The roads between Dawson Creek and Edmonton were notoriously bad at that time. If you've driven on roads like this, you'll understand the caption on this slide: "Merry widow waltz".


Dawson Creek, BC, in 1948
The "odd cloud formation" noted in the caption on this slide was apparently the reason for this photo-stop.


Dawson Creek, BC, in 1948
"Talking to God" apparently didn't help them once they got "Gussie", their 1941 Pontiac, high-centred on these ruts.


Dawson Creek, BC, in 1948
Captioned "Help", this slide may show a group of travellers who helped each other across this bad section.


Dawson Creek, BC, in 1948
Captioned "Prosperity", this was the last photo from September 22nd. The community name isn't legible on any of the elevators, but one of my readers quickly let me know that it's Hythe, Alberta.


Dawson Creek, BC, in 1948
September 23rd seems to have not gone well judging by the slide captioned "S.O.S.". This is the only photo from that day.


Edmonton, Alberta, in 1948
In downtown Edmonton on September 24, 1948, major work was being done on the Hudson's Bay Company store. I thought that it was a new store being built, but according to the Edmonton Historical Board, this, the third and final phase of the store, opened on November 14, 1939.


Edmonton, Alberta, in 1948
The 213.1 meter long (699 feet) Low Level Bridge, built in 1900, crosses the North Saskatchewan River. Wikipedia states that "in 1948 a twin span was added to the south of the original span", but there's only a single span in this photo. The Edmonton Names database states that "In the 1940s, it became apparent that the traffic volume was too much for the bridge. City engineer, A.W. Haddow, suggested the bridge be twinned, and a new bridge, based on the original plans with a wider bridge deck, was built next to the existing Low Level in 1949." The Edmonton Historical Board plaque next to the bridge says that construction was started in 1948 and completed in 1949.


Edmonton, Alberta, in 1948
A residential area of Edmonton - the Cloverdale district at the south-east end of the Low Level Bridge, I think.


Edmonton, Alberta, in 1948
The provincial Parliament building is on the left, the Hotel Macdonald is the largest building on the right.

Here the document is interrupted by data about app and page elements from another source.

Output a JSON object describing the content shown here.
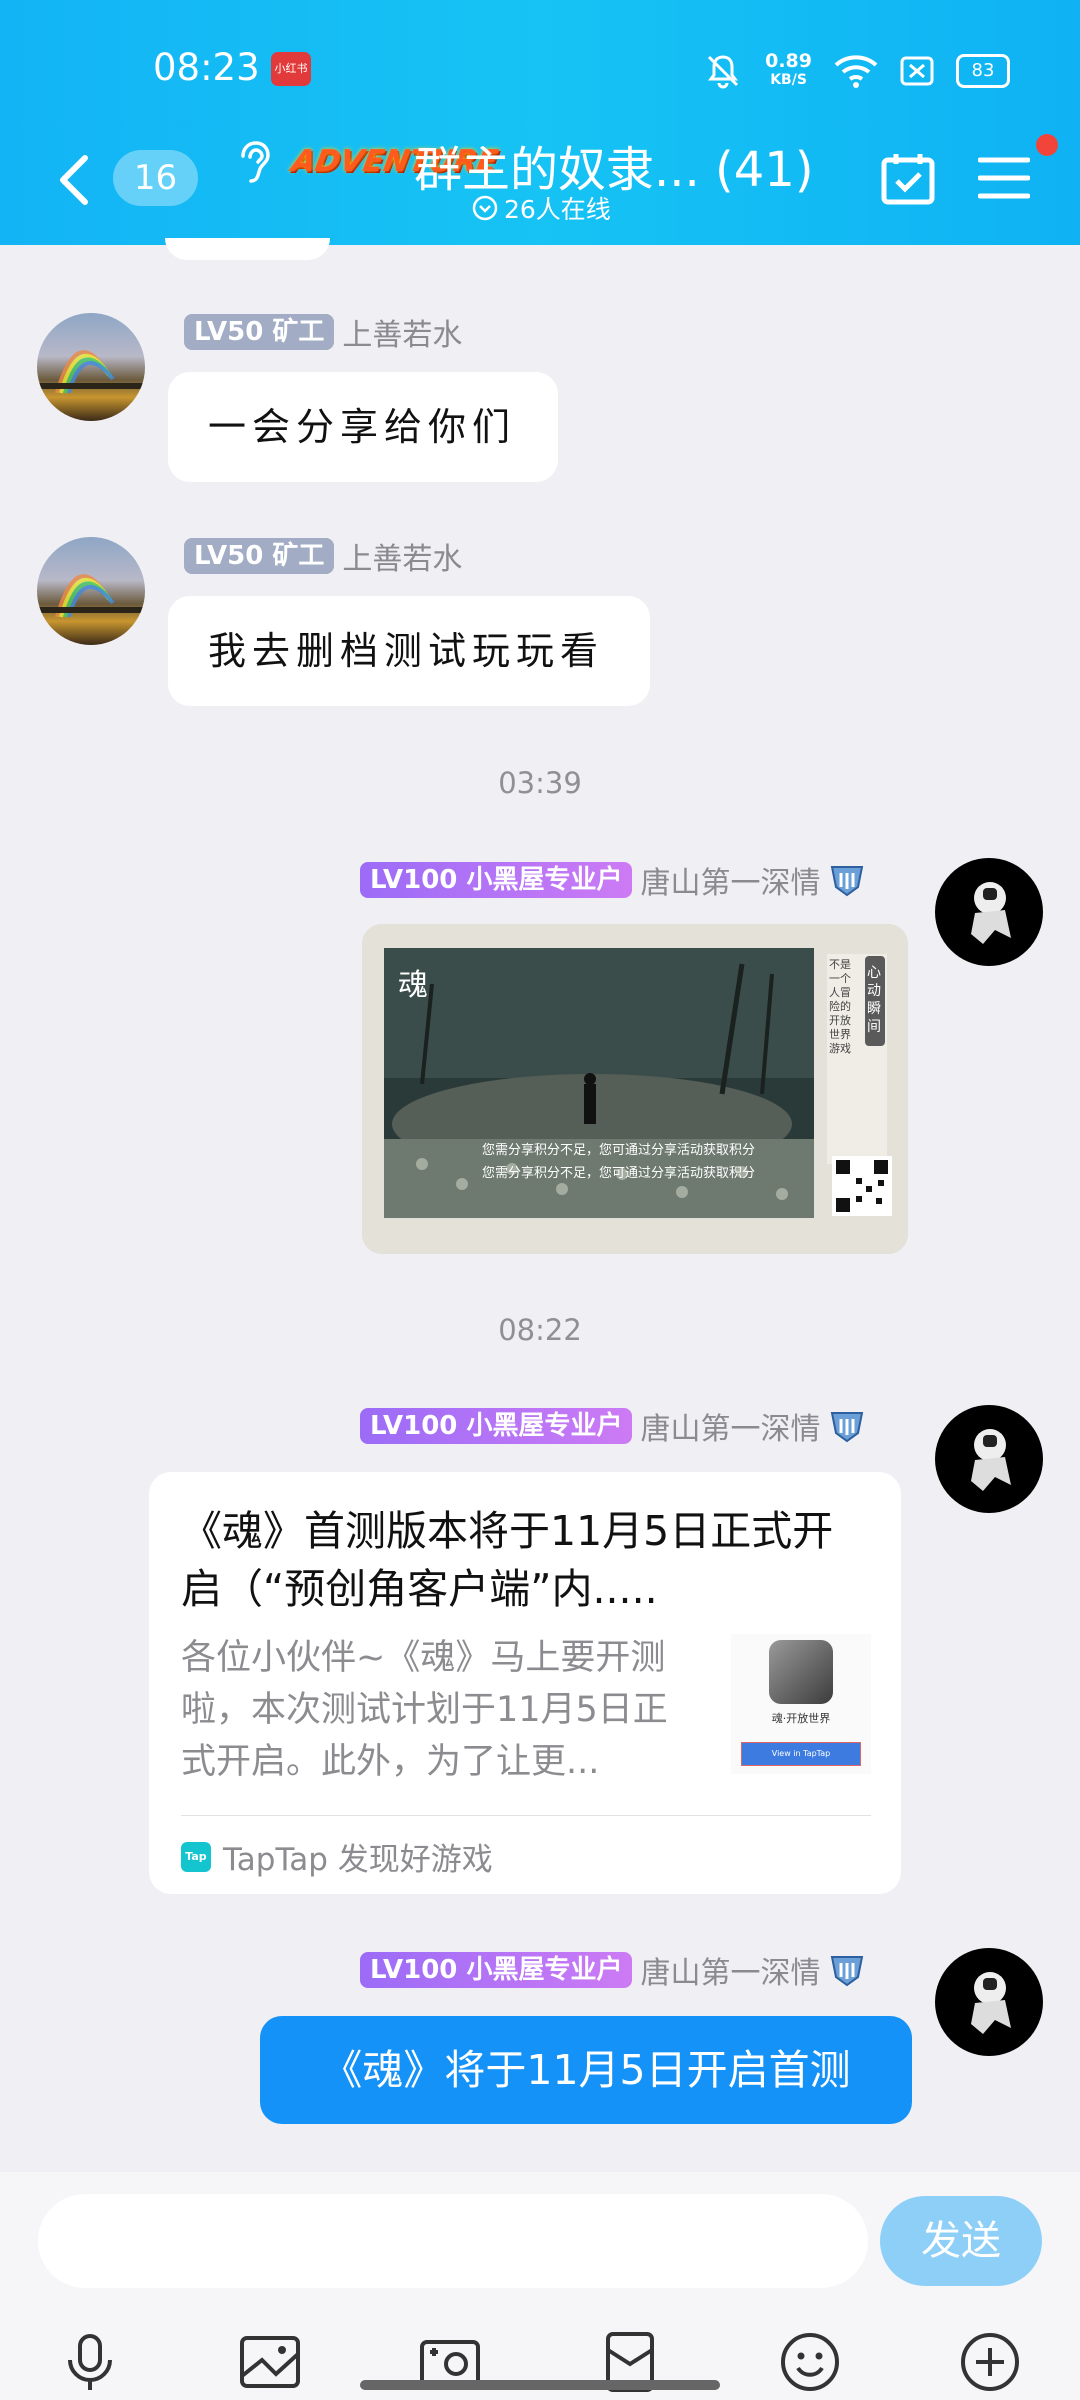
{
  "status_bar": {
    "time": "08:23",
    "app_badge": "小红书",
    "net_speed": "0.89",
    "net_unit": "KB/S",
    "battery": "83"
  },
  "header": {
    "unread_count": "16",
    "group_logo_text": "ADVENTURE",
    "group_title": "群主的奴隶... (41)",
    "online_status": "26人在线"
  },
  "messages": [
    {
      "level": "LV50",
      "title": "矿工",
      "sender": "上善若水",
      "text": "一会分享给你们"
    },
    {
      "level": "LV50",
      "title": "矿工",
      "sender": "上善若水",
      "text": "我去删档测试玩玩看"
    },
    {
      "level": "LV100",
      "title": "小黑屋专业户",
      "sender": "唐山第一深情"
    },
    {
      "level": "LV100",
      "title": "小黑屋专业户",
      "sender": "唐山第一深情"
    },
    {
      "level": "LV100",
      "title": "小黑屋专业户",
      "sender": "唐山第一深情",
      "text": "《魂》将于11月5日开启首测"
    }
  ],
  "time_dividers": [
    "03:39",
    "08:22"
  ],
  "image_message": {
    "logo_char": "魂",
    "side_title": "心动瞬间",
    "side_text": "不是一个人冒险的开放世界游戏",
    "line1": "您需分享积分不足，您可通过分享活动获取积分",
    "line2": "您需分享积分不足，您可通过分享活动获取积分"
  },
  "link_card": {
    "title": "《魂》首测版本将于11月5日正式开启（“预创角客户端”内.....",
    "description": "各位小伙伴~《魂》马上要开测啦，本次测试计划于11月5日正式开启。此外，为了让更...",
    "thumb_title": "魂·开放世界",
    "thumb_button": "View in TapTap",
    "source": "TapTap 发现好游戏",
    "source_logo": "Tap"
  },
  "input": {
    "placeholder": "",
    "send_label": "发送"
  },
  "colors": {
    "header": "#16c3f4",
    "send_button": "#8ecff8",
    "self_bubble": "#1592f8",
    "notification_dot": "#f3443a"
  }
}
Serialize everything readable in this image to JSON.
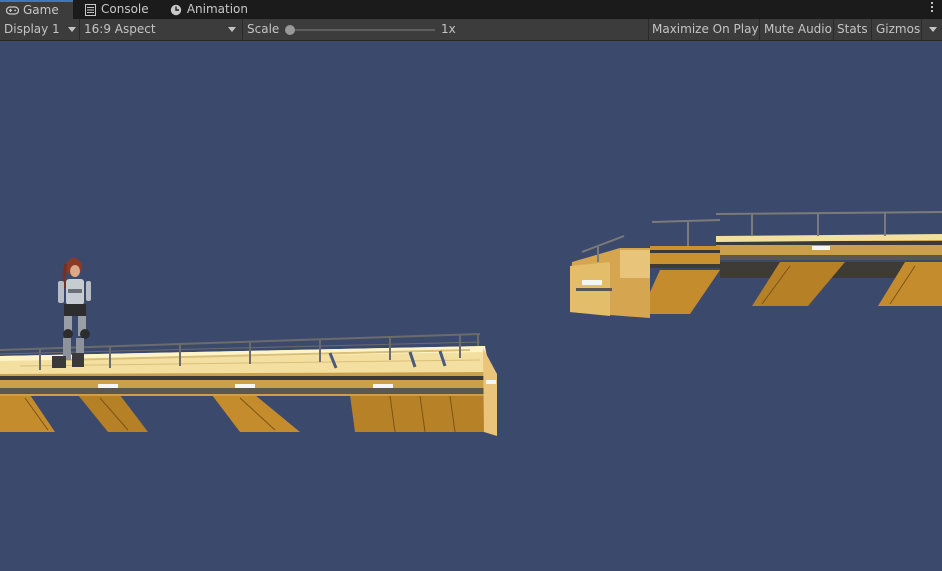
{
  "tabs": [
    {
      "label": "Game",
      "icon": "gamepad-icon",
      "active": true
    },
    {
      "label": "Console",
      "icon": "console-icon",
      "active": false
    },
    {
      "label": "Animation",
      "icon": "clock-icon",
      "active": false
    }
  ],
  "toolbar": {
    "display": "Display 1",
    "aspect": "16:9 Aspect",
    "scale_label": "Scale",
    "scale_value": "1x",
    "scale_fraction": 0.0,
    "maximize": "Maximize On Play",
    "mute": "Mute Audio",
    "stats": "Stats",
    "gizmos": "Gizmos"
  },
  "colors": {
    "viewport_bg": "#3b4a6c",
    "tab_accent": "#3a79bb",
    "toolbar_bg": "#3c3c3c",
    "platform_top": "#f3dfa0",
    "platform_side": "#c9922e"
  },
  "options_icon": "kebab-menu-icon"
}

The Hotel Macdonald, now a Fairmont, was built by the Grand Trunk Pacific Railway between 1911 and 1915. Below and to the right of the Parliament building is a coal-fired power plant - railway cars hauling coal to it can be seen to its left. Among other buildings visible are the old library (to the left of the Hotel Macdonald), the Marshall Wells Building, First Presbyterian Church and McKay Avenue School.


Dawson Creek, BC, in 1948
A grain train, taken on September 26, 1948.


Dawson Creek, BC, in 1948
This was a new concrete silo in an unknown community, but again, one of my readers let me know that it's the grain terminal in Lethbridge. This is the final photo in the part of the collection that I own.